Ready Now. Anytime, Anywhere
By Mass Communication Specialist 2nd
Class (SW/AW) Luke B. Meineke, Navy Region Europe, Africa, Southwest Asia
Naples, Italy – (NNS)
– February 17, 2015 – In 2015 the U.S. Navy Reserve will be 100 years old.
Designed to "deliver strategic depth and operational capability to the Navy,
Marine Corps, and Joint Forces in times of peace or war", the Navy Reserve has
provided support in areas from healthcare to special warfare and everything in
First created in response to the outbreak of World War I, and
through the efforts of then Secretary of the Navy Josephus Daniels and his
assistant, Franklin D. Roosevelt, legislation for the creation of the Naval
Reserve Force was passed on March 3, 1915. Since that time, reservists have
served in every major war in which the United States has fought.
As of December 2014, 107,687 reservists were serving as
either the Selected Reserve (SELRES), or Individual Ready Reserve (IRR) Sailors,
providing vital naval warfighting and operational capabilities in myriad roles.
SELRES, the largest and most relied upon of the Ready Reserve, consists of
drilling reservists and Full-Time Support (FTS) reservists. Drilling reservists
are reservists who typically fulfill a service commitment of one weekend a month
and two weeks a year of drilling and training. They are available for recall to
active duty status and represent the Navy's primary source of immediate
FTS reservists serve full-time active duty service relating
to the training and administration of the Navy Reserve program. They are
assigned to shore installations or operational units.
IRR reservists are composed of former active duty or reserve
military personnel. Though they typically receive no pay and are not obligated
to drill, conduct annual training, or participate in any military activities,
IRR personnel retain their status as uniformed military personnel. They retain
their military specialty (i.e. rate) and rank, and receive benefits like
entitlement to a military ID card, or NEX and commissary benefits.
Today, reservists assigned to Navy Region Europe, Africa,
Southwest Asia (CNREURAFSWA) contribute and help drive the command's mission to
provide efficient and effective shore service support to U.S. and allied forces
in the Europe, Africa and Southwest Asia area of responsibility.
Approximately 400 reservists from 20 different units spread
throughout the United States are assigned to CNREURAFSWA. Separated into boat
support units (BSU), naval security force (NSF) units and regional units, the
reserve unit locations stretch as far west as Las Vegas to as far east as Long
Island, New York, as far south as Corpus Christi, Texas to as far north as
Reservists from these Navy Operational Support Centers (NOSC)
are assigned to all the installations that comprise CNREURAFSWA, with the
exception of Camp Lemonnier, Djibouti (CLDJ) and Naval Support Facility (NSF)
Deveselu, Romania, which has not been officially commissioned.
"The NSF units are security units, mostly made up of

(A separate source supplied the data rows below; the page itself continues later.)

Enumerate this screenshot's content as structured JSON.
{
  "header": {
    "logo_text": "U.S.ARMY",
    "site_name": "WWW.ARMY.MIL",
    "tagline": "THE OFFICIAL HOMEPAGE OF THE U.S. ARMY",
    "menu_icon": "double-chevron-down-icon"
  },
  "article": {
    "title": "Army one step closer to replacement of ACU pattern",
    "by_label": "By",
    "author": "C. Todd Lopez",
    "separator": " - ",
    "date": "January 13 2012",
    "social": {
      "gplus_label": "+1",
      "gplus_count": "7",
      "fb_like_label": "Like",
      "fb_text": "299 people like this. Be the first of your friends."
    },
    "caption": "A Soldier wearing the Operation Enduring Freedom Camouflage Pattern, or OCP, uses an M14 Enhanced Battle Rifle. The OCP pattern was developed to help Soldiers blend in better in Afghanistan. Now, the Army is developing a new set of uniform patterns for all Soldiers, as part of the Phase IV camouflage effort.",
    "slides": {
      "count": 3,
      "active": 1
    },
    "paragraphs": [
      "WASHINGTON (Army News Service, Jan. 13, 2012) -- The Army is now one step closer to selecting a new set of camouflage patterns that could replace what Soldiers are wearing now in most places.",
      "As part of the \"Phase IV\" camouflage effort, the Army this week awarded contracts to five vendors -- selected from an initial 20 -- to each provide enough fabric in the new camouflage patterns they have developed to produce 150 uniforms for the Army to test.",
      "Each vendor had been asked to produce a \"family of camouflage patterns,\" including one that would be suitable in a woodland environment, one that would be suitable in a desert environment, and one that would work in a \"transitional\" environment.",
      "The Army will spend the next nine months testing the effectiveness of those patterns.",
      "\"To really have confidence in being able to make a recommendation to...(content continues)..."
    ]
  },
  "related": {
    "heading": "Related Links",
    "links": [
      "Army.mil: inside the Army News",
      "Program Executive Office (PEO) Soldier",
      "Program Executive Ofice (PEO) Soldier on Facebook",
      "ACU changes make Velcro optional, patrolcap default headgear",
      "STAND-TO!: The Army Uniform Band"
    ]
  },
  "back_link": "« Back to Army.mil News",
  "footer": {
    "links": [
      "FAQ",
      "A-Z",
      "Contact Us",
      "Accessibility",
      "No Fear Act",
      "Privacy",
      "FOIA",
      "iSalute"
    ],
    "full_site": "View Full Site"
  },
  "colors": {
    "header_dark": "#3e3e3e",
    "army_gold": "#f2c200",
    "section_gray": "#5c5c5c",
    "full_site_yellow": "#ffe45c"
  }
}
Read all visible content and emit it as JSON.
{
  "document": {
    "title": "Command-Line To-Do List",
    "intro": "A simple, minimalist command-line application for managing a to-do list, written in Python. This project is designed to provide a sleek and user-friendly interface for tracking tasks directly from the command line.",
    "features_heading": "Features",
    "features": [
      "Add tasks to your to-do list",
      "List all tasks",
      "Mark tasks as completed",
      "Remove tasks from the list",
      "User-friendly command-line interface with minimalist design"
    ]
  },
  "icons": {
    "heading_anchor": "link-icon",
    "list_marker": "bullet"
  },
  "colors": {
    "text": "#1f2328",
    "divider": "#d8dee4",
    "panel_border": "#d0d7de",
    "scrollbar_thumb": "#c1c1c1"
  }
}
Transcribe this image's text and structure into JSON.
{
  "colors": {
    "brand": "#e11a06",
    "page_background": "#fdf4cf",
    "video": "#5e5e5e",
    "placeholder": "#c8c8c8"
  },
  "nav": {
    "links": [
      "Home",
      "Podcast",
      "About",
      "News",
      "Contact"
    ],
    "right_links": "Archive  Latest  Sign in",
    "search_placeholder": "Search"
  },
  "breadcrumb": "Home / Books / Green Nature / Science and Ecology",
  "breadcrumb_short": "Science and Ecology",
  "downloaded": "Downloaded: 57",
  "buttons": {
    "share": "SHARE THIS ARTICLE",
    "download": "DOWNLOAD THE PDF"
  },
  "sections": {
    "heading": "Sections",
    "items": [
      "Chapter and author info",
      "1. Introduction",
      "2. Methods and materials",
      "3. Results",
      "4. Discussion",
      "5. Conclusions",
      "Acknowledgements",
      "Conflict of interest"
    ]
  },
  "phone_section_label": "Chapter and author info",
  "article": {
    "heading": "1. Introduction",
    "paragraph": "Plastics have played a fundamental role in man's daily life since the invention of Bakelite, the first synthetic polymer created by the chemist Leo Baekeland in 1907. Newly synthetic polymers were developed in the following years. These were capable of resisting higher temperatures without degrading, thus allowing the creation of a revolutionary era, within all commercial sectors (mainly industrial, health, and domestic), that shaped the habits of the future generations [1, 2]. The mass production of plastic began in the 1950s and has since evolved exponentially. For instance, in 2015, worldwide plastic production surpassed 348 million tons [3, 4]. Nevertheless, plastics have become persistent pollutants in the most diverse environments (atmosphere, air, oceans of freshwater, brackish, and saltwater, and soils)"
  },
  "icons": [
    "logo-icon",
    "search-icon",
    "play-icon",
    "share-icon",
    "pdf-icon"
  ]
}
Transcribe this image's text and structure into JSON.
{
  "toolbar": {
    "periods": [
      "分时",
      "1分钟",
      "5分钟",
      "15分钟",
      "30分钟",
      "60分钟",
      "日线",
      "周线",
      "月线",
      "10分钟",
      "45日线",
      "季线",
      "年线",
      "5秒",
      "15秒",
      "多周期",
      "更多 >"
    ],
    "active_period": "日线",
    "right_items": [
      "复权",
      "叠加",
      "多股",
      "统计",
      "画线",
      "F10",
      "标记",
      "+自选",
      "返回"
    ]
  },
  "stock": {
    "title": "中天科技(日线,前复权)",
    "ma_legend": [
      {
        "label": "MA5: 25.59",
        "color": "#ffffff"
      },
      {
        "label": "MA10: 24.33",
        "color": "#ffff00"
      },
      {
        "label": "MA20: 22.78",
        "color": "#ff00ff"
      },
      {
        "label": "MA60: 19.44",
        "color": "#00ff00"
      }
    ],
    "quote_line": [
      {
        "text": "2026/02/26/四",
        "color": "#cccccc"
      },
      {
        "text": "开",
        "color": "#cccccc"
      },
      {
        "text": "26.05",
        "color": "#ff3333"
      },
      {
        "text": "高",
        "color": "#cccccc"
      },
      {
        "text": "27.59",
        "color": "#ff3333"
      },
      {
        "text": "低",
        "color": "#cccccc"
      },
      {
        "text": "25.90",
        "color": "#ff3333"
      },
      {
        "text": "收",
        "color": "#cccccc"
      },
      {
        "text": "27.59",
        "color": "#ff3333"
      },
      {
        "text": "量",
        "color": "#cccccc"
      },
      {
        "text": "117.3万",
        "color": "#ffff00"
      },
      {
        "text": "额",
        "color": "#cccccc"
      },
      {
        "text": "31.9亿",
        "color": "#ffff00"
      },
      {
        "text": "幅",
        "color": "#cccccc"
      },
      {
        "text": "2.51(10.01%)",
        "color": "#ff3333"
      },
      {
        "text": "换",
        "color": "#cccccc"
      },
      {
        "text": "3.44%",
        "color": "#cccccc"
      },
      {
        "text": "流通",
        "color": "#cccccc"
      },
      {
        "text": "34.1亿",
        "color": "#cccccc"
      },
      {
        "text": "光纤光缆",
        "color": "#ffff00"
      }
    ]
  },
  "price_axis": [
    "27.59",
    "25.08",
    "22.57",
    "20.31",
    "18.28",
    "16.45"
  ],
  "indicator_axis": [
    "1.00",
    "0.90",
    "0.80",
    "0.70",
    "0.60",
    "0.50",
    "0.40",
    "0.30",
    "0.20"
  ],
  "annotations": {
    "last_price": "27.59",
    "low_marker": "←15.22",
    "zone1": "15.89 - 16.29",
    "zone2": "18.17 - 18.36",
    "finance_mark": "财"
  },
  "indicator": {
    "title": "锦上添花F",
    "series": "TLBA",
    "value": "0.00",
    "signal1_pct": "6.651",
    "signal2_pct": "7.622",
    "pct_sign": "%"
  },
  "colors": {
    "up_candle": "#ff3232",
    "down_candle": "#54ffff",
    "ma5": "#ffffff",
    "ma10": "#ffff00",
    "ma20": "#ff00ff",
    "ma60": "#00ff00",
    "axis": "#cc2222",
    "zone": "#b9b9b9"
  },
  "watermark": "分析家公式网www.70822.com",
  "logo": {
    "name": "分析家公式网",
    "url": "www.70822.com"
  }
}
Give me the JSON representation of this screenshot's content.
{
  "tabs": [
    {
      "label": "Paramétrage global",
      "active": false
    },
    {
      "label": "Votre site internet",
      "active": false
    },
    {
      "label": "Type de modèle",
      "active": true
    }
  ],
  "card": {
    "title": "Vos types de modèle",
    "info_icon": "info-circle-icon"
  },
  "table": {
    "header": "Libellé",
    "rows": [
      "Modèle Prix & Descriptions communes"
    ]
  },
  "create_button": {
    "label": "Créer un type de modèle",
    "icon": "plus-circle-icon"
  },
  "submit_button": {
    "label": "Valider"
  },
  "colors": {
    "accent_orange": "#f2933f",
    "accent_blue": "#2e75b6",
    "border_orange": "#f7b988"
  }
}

master-at-arms," explained Regional Operational Support Officer Lt. Cmdr. Micah
Weller. "They are dedicated units that can be brought in if there was an
increase in the force protection condition (FPCON) level. The BSUs focus on port
and air operations, so that would mean boatswain's mates, operations specialists,
aviation boatswain's mates (handling), aviation boatswain's mates (fuels) for
example. They also provide Department of Defense (DOD) firefighters and our
Regional Operations Center (ROC) is augmented from those units."
These service members are essential to the CNREURAFSWA
mission. The ROC unit's mission is emergency response and watch standing, as
well as conducting the exercises necessary to ensure base personnel are prepared
in case of an emergency.
Weller added that the Operational Support Office does a good job of certifying
that the focus is on finding those billets that aren't manned or locating areas
where a command needs support and finding the right reservist or reservists to
step in and provide that support and expertise.
Most importantly, though, he says due to the training they
receive both from the military and from the civilian sector, reservists arrive
ready to contribute.
"The training prepares them to be that support," Weller said.
"For example, master-at-arms conduct all their gun training in the states, so
they arrive prepared to augment and support immediately. However, reservists
bring a unique set of added skills gained from their civilian jobs. For example,
an information systems technician will have his training from the Navy, but
after he transferred to the reserves, maybe he worked at a place like Space and
Naval Warfare Systems Command (SPAWAR) and gained this whole different
perspective and set of skills."
On any particular day, 25 percent of the Navy Reserve is
delivering global operational support to the fleet and combat forces. The unique
perspective and extensive training has and continues to make them an essential
element of the U.S. Navy. On March 3, when the organization celebrates 100 years
of dedicated service and sacrifice, reservists can be proud of their heritage
and that they carry on a legacy of service with distinction both during
peacetime and in times of war, and that they contribute significantly to the
Navy's overall mission to maintain, train and equip forces capable of winning
wars, deterring acts of aggression and engendering and sustaining freedom of the
For more news from Commander, Navy
Region Europe, Africa, Southwest Asia, visit